Records contained in a dataset:

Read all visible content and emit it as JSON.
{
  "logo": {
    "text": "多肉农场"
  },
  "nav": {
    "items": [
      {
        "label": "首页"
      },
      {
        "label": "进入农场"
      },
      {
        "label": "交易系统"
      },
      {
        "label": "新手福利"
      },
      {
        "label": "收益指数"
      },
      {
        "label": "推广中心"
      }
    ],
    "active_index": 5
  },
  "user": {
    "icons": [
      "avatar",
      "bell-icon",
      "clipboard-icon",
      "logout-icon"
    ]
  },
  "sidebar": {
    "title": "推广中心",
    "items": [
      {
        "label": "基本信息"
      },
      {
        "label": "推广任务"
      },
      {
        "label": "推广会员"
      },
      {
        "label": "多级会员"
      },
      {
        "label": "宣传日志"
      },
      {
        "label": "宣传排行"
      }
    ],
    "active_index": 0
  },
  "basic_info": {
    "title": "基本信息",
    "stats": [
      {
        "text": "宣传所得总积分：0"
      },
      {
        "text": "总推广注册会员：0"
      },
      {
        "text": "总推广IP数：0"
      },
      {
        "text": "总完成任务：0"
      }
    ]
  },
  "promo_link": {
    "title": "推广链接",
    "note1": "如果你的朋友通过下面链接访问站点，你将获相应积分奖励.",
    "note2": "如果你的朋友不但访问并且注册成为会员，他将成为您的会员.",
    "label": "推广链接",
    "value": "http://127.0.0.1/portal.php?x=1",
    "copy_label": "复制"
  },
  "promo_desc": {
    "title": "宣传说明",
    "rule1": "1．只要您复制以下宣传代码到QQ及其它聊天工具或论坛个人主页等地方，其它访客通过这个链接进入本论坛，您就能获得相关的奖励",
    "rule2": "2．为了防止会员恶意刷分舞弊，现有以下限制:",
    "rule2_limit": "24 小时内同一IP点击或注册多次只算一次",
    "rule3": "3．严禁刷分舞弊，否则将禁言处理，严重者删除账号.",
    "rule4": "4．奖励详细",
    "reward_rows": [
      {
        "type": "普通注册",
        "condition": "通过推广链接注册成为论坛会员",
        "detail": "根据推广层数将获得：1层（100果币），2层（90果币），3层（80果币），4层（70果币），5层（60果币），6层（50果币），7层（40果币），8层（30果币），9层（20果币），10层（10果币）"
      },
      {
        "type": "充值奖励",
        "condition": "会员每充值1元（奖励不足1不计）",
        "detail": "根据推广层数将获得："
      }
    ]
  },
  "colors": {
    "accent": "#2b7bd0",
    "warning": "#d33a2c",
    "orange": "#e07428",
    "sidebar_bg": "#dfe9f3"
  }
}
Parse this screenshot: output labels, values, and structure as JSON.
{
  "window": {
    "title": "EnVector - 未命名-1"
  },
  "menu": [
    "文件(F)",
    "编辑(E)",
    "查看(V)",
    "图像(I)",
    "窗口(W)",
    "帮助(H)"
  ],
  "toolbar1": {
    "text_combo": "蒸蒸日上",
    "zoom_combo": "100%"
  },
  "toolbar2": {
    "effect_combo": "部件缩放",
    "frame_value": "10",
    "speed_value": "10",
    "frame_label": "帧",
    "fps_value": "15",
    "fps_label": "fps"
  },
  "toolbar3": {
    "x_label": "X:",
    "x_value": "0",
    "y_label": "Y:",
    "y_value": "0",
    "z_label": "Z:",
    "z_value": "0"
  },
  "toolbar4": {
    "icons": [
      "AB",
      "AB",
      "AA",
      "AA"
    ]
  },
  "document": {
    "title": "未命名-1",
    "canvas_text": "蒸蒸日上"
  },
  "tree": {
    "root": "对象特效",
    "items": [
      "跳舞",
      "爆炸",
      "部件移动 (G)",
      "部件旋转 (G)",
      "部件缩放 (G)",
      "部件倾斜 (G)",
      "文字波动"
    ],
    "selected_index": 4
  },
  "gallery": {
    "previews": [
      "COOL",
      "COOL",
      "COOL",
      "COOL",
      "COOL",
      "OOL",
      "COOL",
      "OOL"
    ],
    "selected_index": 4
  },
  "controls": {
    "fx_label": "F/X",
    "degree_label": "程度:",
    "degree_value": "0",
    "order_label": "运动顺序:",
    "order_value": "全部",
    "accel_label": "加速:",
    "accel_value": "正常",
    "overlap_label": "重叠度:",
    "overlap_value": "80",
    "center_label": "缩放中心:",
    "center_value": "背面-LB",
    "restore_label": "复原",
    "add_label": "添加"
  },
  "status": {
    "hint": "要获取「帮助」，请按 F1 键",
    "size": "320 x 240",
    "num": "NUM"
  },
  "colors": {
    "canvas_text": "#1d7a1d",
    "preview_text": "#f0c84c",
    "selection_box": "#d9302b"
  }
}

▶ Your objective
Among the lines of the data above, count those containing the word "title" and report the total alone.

▶ Result of this exercise
6